▶ Directions
An exact restatement of all the data is required, with the pictures left out.

▶ Recorded information

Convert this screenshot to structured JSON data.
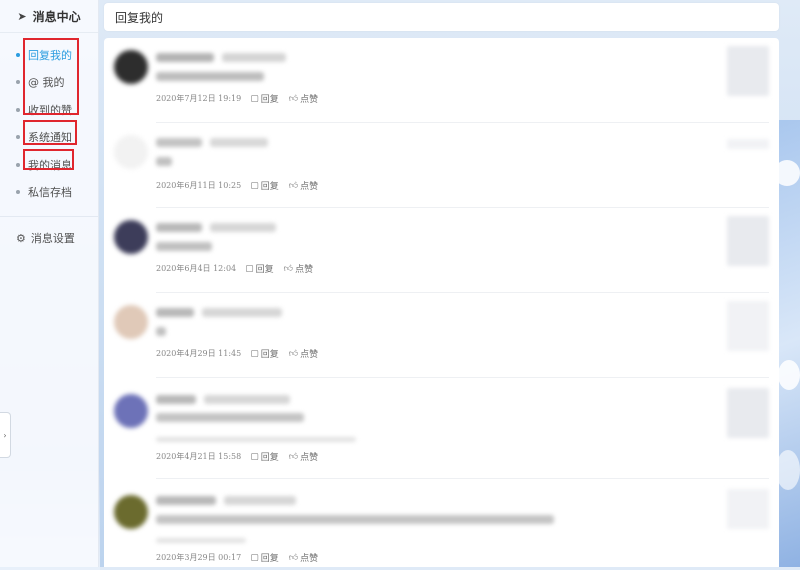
{
  "sidebar": {
    "title": "消息中心",
    "items": [
      {
        "label": "回复我的"
      },
      {
        "label": "@ 我的"
      },
      {
        "label": "收到的赞"
      },
      {
        "label": "系统通知"
      },
      {
        "label": "我的消息"
      },
      {
        "label": "私信存档"
      }
    ],
    "settings_label": "消息设置"
  },
  "header": {
    "title": "回复我的"
  },
  "actions": {
    "reply": "回复",
    "like": "点赞"
  },
  "messages": [
    {
      "date": "2020年7月12日 19:19"
    },
    {
      "date": "2020年6月11日 10:25"
    },
    {
      "date": "2020年6月4日 12:04"
    },
    {
      "date": "2020年4月29日 11:45"
    },
    {
      "date": "2020年4月21日 15:58"
    },
    {
      "date": "2020年3月29日 00:17"
    }
  ],
  "colors": {
    "accent": "#2b9de0",
    "highlight_box": "#e0262e"
  },
  "icons": {
    "title": "paper-plane-icon",
    "settings": "gear-icon",
    "reply": "speech-bubble-icon",
    "like": "thumbs-up-icon"
  }
}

▶ The completed task
Convert this screenshot to structured JSON data.
{
  "sidebar": {
    "title": "消息中心",
    "items": [
      {
        "label": "回复我的"
      },
      {
        "label": "@ 我的"
      },
      {
        "label": "收到的赞"
      },
      {
        "label": "系统通知"
      },
      {
        "label": "我的消息"
      },
      {
        "label": "私信存档"
      }
    ],
    "settings_label": "消息设置"
  },
  "header": {
    "title": "回复我的"
  },
  "actions": {
    "reply": "回复",
    "like": "点赞"
  },
  "messages": [
    {
      "date": "2020年7月12日 19:19"
    },
    {
      "date": "2020年6月11日 10:25"
    },
    {
      "date": "2020年6月4日 12:04"
    },
    {
      "date": "2020年4月29日 11:45"
    },
    {
      "date": "2020年4月21日 15:58"
    },
    {
      "date": "2020年3月29日 00:17"
    }
  ],
  "colors": {
    "accent": "#2b9de0",
    "highlight_box": "#e0262e"
  },
  "icons": {
    "title": "paper-plane-icon",
    "settings": "gear-icon",
    "reply": "speech-bubble-icon",
    "like": "thumbs-up-icon"
  }
}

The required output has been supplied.